DENVER (CN) – Eight injured Army veterans claim in court that the federal government denied their medical claims and “has standardized the practices of denying claims [from injured veterans] in a manner that is arbitrary, unsupported by its own guidelines and contrary to law.”
Lead plaintiff Dannie Fail claims the Army’s Servicemembers Group Life Insurance Traumatic Injury Protection (TSGLI) program, routinely denies benefits to injured veterans and forces them through an appeals process to get disability benefits.
Similar lawsuits have been filed across the country.
All eight plaintiffs say their injuries were certified by a medical professional.

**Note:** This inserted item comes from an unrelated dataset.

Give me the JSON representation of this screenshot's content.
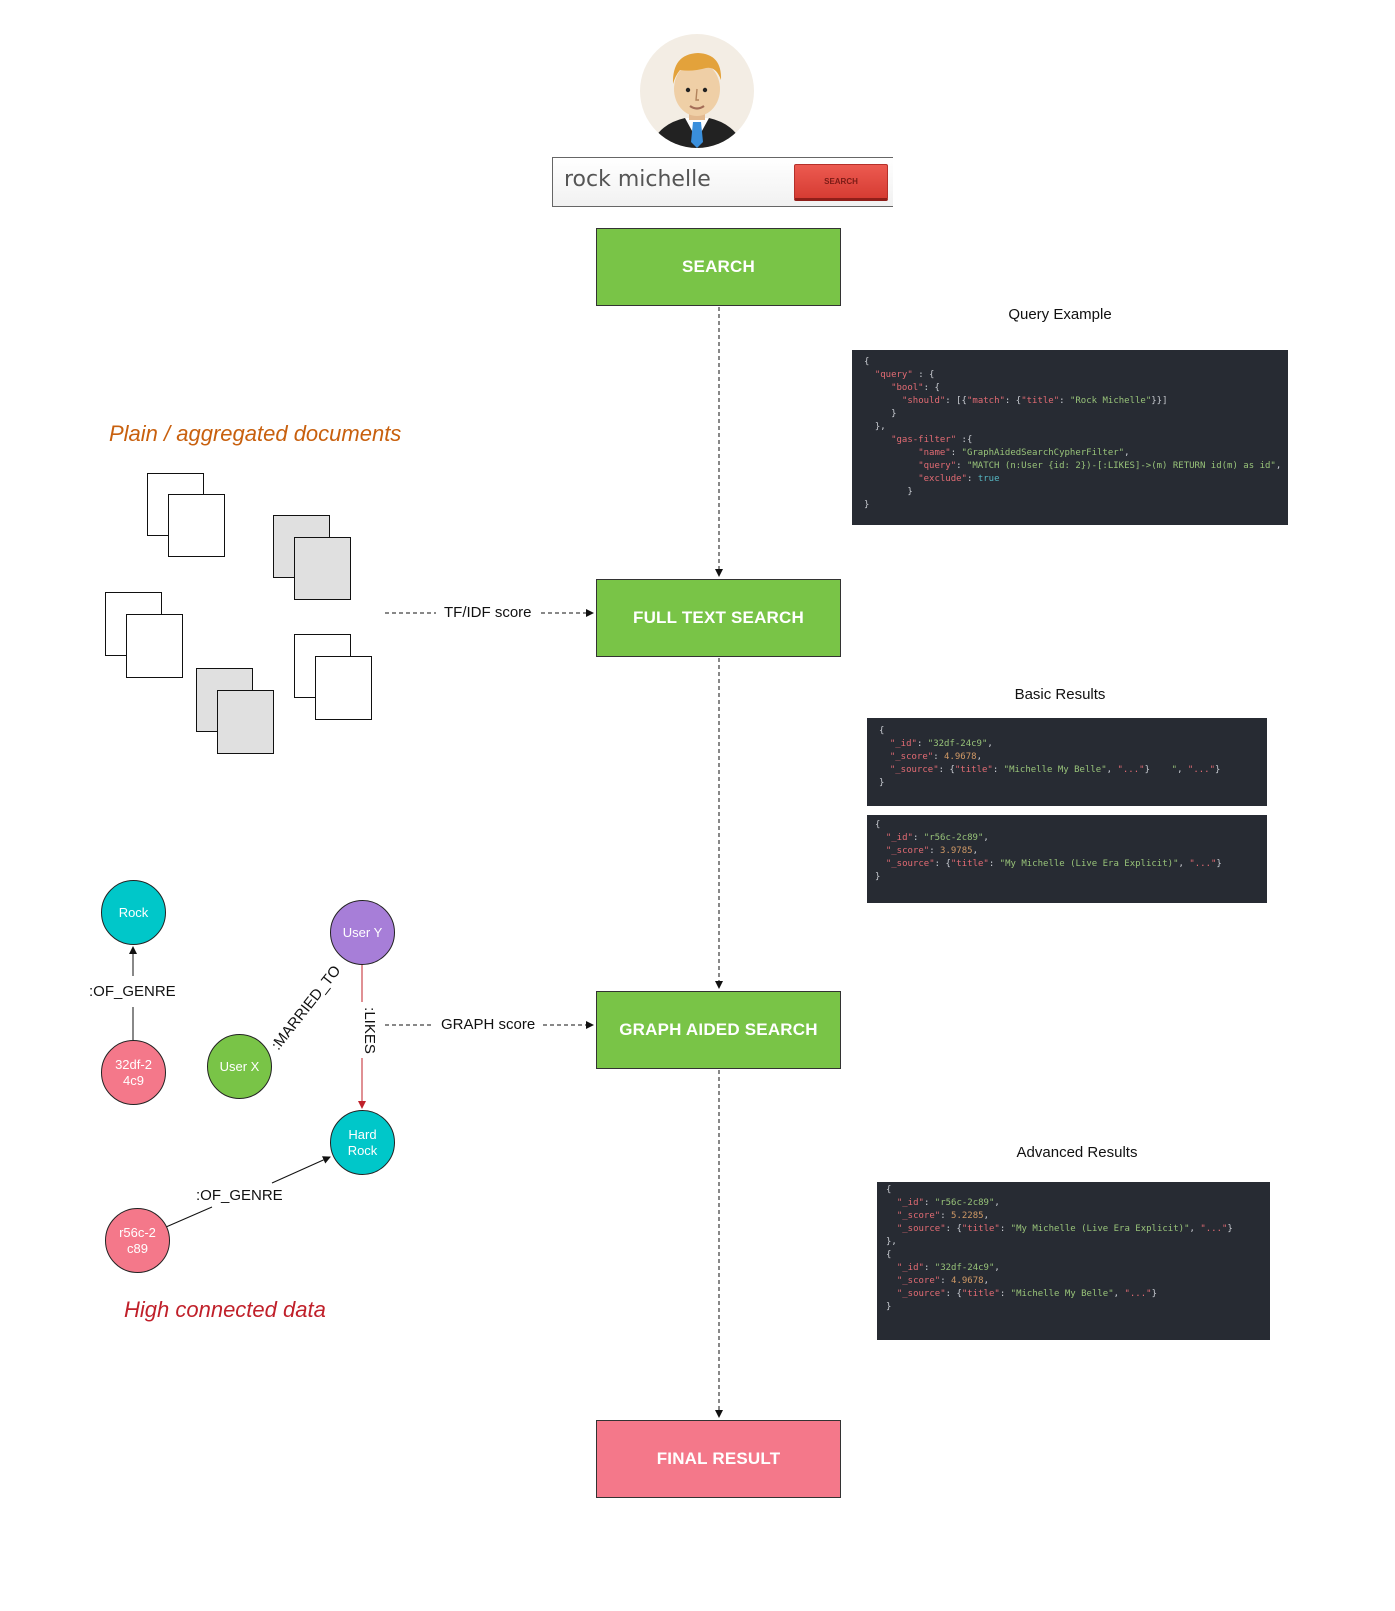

The complaint does not detail the specific injuries each veteran suffered, but it does list the injuries that qualify them for TSGLI benefits: “There are nine categories of losses covered as follows: 1) Sensory losses, 2) Burns, 3) Paralysis, 4) Amputation, 5) Limb salvage, 6) Facial reconstruction, 7) Activities of daily living, 8) Inpatient hospitalization, 9) Coma/TBI [traumatic brain injury] combined with another injury.”
When injured vets seek coverage, the plaintiffs say, the United States “adds a criterion negating ADL [undefined] coverage where there can be adaptive behavior to accomplish the activity, even though the adaptive standard is not contained in the manual or guideline.”
All right plaintiffs say they followed the government’s requirements, including getting letters from independent doctors certifying that their “traumatic injuries” left them unable to work. All were denied benefits.
“(A)ny member who receives an adverse TSGLI decision may obtain judicial review in any United States District Court of competent jurisdiction,” the complaint states.
“In addition, even if administrative reviews were required of TSGLI applicants prior to initiating a lawsuit, doing so would be futile because it is certain that a TSGLI claim will be summarily denied on appeal for the reasons stated herein.”
Plaintiffs Danny Fail, Scott Buchholz, Christian Andersonn, John Zonta, Stacey Truax, Timothy Melson, Scott Philbrick, and Jedadiah Zillmer all live in Colorado.
Their lead counsel is L. Dan Rector of Colorado Springs.